=== Required action ===
Scan the entries that follow and copy out every line containing "charter".

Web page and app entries
|---|
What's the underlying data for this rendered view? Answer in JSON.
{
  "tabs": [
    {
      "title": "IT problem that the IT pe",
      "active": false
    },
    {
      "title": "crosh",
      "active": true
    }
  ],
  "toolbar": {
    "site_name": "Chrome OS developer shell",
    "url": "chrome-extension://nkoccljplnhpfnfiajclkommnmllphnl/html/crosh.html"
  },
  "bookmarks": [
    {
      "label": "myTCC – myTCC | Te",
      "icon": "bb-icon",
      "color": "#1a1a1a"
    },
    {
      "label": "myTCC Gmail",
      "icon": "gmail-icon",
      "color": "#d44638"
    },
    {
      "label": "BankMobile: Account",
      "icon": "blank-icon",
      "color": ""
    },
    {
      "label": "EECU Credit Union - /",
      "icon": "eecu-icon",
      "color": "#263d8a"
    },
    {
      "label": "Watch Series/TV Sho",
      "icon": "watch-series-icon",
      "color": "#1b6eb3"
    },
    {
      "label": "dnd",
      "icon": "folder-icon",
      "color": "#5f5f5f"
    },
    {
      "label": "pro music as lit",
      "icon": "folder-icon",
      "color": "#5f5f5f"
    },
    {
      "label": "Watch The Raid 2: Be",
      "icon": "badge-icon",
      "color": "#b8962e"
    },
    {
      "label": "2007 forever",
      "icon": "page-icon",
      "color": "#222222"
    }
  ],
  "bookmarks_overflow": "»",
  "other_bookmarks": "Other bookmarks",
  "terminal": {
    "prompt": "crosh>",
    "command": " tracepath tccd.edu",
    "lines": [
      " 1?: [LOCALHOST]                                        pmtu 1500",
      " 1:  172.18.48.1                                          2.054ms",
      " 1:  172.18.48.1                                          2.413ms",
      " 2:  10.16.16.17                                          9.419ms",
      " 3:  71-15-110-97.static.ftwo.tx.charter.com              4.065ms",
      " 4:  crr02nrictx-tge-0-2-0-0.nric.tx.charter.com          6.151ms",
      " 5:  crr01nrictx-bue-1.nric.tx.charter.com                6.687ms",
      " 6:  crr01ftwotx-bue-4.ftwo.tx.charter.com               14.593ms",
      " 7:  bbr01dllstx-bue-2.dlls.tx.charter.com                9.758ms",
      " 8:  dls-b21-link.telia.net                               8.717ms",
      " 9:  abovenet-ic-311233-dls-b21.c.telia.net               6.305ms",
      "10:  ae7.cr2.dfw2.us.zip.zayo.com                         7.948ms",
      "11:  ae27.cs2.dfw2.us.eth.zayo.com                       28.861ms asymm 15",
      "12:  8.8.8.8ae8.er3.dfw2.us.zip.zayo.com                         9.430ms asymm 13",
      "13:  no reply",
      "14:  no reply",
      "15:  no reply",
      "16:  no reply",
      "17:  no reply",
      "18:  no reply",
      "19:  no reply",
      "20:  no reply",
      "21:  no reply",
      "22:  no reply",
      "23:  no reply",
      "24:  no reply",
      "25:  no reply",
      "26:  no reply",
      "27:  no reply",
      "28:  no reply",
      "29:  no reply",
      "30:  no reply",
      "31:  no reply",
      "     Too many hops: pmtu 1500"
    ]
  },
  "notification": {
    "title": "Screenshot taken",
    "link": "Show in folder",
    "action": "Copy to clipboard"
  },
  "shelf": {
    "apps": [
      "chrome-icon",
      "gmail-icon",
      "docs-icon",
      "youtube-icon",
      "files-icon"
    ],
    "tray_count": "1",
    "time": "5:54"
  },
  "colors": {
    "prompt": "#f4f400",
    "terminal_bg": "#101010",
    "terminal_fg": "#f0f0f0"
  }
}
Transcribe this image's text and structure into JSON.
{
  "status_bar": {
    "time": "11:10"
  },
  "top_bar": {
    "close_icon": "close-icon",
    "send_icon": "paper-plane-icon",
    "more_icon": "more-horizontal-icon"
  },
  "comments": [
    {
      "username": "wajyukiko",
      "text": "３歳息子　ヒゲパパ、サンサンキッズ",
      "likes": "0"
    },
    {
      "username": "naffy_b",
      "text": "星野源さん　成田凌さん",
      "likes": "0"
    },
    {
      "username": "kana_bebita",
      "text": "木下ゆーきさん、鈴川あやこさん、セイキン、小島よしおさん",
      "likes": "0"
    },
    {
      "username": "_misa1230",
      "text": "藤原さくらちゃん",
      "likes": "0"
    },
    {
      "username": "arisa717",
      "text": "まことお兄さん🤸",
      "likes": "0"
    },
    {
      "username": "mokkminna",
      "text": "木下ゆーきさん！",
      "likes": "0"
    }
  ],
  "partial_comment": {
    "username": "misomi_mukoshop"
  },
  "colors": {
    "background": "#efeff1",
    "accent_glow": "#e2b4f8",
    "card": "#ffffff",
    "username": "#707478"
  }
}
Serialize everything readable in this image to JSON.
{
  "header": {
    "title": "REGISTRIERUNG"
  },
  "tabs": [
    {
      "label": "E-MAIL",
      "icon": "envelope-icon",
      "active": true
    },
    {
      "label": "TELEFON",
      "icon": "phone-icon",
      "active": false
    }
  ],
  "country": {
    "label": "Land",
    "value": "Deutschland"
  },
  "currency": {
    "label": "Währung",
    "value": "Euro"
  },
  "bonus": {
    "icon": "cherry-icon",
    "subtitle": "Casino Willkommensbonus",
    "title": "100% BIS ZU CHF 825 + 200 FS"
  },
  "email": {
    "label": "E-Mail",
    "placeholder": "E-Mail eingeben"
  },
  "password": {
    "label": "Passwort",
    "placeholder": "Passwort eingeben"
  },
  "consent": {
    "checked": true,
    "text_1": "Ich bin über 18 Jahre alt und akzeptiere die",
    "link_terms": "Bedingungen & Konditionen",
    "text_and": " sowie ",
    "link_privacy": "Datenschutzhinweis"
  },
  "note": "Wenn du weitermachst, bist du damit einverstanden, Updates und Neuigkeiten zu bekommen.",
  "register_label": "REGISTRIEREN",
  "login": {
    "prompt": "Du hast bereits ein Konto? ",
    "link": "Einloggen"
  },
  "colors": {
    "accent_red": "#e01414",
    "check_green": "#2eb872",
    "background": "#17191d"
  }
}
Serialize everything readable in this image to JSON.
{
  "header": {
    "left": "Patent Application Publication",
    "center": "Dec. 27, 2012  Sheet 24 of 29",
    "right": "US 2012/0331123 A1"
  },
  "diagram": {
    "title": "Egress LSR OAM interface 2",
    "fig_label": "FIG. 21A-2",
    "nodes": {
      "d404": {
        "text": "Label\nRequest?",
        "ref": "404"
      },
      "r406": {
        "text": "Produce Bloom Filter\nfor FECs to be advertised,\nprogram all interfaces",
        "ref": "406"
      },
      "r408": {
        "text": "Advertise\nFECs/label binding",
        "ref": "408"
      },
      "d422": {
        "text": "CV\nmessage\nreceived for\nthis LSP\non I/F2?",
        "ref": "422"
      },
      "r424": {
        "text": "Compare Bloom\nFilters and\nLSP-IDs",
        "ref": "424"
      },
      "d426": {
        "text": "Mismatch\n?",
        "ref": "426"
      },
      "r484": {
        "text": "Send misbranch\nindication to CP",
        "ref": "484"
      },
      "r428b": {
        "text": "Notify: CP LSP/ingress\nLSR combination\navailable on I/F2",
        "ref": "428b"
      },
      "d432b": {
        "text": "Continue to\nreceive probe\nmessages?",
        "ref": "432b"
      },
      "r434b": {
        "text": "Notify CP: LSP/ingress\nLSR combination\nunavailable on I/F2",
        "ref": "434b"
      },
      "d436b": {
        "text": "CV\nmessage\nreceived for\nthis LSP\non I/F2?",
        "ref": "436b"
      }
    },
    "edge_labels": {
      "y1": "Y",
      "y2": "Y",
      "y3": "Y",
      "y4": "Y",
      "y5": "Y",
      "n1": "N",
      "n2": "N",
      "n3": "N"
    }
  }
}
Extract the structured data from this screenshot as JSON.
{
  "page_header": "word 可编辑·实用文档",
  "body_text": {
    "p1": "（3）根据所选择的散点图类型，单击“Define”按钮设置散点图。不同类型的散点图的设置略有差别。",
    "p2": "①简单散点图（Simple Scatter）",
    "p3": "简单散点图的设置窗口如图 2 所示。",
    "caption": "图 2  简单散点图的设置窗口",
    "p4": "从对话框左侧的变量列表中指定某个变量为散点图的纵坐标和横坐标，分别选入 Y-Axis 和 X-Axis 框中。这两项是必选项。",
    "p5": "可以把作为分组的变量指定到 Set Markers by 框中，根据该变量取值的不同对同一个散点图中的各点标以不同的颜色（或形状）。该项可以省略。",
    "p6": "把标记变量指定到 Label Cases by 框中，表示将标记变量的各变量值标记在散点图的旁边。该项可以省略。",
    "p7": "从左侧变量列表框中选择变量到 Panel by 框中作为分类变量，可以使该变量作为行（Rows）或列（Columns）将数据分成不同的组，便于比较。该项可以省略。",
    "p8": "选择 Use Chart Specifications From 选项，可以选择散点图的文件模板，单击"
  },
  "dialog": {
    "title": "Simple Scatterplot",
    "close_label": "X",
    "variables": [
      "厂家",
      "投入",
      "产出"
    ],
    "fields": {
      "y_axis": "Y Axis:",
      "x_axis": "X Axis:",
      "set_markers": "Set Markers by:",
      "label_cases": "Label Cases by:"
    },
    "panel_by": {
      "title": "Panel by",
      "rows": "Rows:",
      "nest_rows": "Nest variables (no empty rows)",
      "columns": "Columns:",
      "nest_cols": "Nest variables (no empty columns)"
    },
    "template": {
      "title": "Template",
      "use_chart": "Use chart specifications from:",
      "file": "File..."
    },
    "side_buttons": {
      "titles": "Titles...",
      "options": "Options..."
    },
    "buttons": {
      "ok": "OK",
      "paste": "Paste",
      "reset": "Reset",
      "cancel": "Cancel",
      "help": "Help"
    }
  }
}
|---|
=== Problem solution ===
      " 3:  71-15-110-97.static.ftwo.tx.charter.com              4.065ms",
      " 4:  crr02nrictx-tge-0-2-0-0.nric.tx.charter.com          6.151ms",
      " 5:  crr01nrictx-bue-1.nric.tx.charter.com                6.687ms",
      " 6:  crr01ftwotx-bue-4.ftwo.tx.charter.com               14.593ms",
      " 7:  bbr01dllstx-bue-2.dlls.tx.charter.com                9.758ms",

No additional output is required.